HISTORIC PERSPECTIVE: Partners Titus Williams, left, and Matt M. Miller plan a mixed-use development for C-Street’s Missouri Hotel.
‘MoHo’ sale signals change on C-Street
The business owners on historic Commercial Street have seen the 11-acre stretch through a multitude of changes and stages. A decade ago Lyle Foster opened Big Momma’s Coffee and Espresso Bar where 50 percent of the retail space surrounding his business was either vacant or abandoned, and multiple homeless shelters occupied the rest. Five years ago, Gina Cooper opened Sisters in Thyme with the Missouri Hotel in operation nearby, spurring her to welcome payment with food stamps. A year and a half ago, Robin Gilmore opened Ms. Gilmore’s Tea Room and Vintage Suitcase, and soon after the Missouri Hotel was boarded up.
Commercial Street seems to be defined by change, and the recent purchase of the Missouri Hotel and its surrounding property from The Kitchen Inc. is continuing to accelerate it.
New owners Historic Commercial Developments LLC’s first project is in the works on the hotel, 420 E. Commercial St. Business partners Matt M. Miller and Titus Williams plan to renovate the 42,000-square-foot building as well as the additional 60,000 square feet of buildings on the former Kitchen campus for residential and commercial tenants.
Miller declined to disclose the potential tenants and planned investment.
Though Commercial Street hasn’t always had the best rapport among Springfieldians, the business owners say they value its historical charm and see opportunity.
Now, the programs that historically provided care for people in poverty are rethinking their place on the street. The Kitchen Inc. is leasing space in the Missouri Hotel and operating in a limited capacity for about two years until they are prepared to move, and rescue shelter Springfield Victory Mission Inc. officials have said they’d consider selling and moving from C-Street.
Foster of Big Momma’s Coffee said he and other business owners had appreciated the range in people that inhabited the street and saw the promise the area held. He has customers come in frequently that say they haven’t been on the street in years and are surprised by the change.
Gilmore of Ms. Gilmore’s Tea Room echoed Foster’s observations. A woman in the shop recently told her she didn’t want to be caught on Commercial Street, but upon coming to visit Ms. Gilmore’s, ended up walking up and down the street and realized how nice it was.
“I think a lot of people had such a bad image of it and now because it’s changing and people are coming in and seeing the change, they’re coming back,” Gilmore said. “I think we’ll just continue where the buildings are vacant or boarded up – I think those all will open up.”

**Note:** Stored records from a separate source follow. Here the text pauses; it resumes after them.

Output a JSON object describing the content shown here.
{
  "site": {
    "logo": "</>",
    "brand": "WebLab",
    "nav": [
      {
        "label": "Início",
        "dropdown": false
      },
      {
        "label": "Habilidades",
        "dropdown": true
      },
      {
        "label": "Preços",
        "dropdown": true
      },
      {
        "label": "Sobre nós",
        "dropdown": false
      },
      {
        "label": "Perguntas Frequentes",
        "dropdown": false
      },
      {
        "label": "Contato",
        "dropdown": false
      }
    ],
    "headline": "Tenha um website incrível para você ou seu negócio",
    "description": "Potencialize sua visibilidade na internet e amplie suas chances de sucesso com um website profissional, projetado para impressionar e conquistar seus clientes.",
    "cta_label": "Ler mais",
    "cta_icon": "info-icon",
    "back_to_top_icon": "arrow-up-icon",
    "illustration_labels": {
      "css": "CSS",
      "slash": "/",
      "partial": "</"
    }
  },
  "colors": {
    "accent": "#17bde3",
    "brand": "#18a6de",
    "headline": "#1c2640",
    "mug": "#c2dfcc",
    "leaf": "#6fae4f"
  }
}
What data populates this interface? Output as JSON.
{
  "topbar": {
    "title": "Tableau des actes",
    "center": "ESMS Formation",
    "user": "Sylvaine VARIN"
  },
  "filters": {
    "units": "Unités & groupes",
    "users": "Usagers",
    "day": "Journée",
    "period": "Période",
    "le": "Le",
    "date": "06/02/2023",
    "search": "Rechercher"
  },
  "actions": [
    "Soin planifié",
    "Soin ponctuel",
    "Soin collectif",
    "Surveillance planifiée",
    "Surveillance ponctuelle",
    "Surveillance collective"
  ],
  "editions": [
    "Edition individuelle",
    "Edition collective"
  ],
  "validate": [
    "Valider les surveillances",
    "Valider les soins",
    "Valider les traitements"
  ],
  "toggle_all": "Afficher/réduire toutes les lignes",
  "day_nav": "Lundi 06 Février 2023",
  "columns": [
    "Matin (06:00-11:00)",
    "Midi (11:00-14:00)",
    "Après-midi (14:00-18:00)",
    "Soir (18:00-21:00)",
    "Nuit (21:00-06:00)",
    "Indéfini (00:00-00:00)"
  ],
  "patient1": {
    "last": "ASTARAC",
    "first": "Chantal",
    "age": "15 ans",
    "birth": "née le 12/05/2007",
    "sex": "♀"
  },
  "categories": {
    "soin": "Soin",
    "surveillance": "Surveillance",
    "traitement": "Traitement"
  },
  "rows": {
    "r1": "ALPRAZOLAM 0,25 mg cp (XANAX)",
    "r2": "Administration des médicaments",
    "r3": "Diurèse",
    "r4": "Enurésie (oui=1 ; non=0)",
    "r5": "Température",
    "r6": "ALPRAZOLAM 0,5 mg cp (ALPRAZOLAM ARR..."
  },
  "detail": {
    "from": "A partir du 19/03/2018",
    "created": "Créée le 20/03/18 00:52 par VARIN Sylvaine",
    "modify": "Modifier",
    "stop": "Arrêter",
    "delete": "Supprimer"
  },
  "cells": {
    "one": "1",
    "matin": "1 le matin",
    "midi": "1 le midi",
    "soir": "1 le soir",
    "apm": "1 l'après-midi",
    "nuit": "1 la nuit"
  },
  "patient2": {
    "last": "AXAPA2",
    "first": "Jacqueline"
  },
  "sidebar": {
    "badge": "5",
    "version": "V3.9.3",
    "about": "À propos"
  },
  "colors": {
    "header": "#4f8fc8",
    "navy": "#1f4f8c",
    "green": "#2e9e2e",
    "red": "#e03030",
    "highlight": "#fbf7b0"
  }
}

Though there is still room to grow, much of historic Commercial Street is filled out. Recent business openings include Gabriel Design Co. LLC, Sangha Studio LLC and Glitter and Wit LLC. At Sisters in Thyme, Cooper is watching renovations at 300 E. Commercial St., where Tom and Lori Muetzel are working to reopen Ophelia’s bar and restaurant. Cooper plans to partner with Ophelia’s to provide house-made desserts.
C-Street’s official website labels it “Springfield’s creative edge,” which is evident in a modern home decor business, yoga studio, boutique hotel rooms and thin-crust pizza parlor.
Pizza House and small-batch manufacturer Askinosie Chocolate took a chance on the street before this current buzz.
Foster thinks the transformation coming with the Missouri Hotel is a game changer and it could become an anchor on the street.
Miller said in the renovation of the Missouri Hotel he wants to honor C-Street’s unique history and create its new identity.
“What’s more important to me, and this is really my underlying motivation in doing the project like this, is the fact that I’m a lifelong Springfield resident and I’m not going anywhere,” Miller said. “I want to live my life here; I’m sort of committed to making this a better place to live.”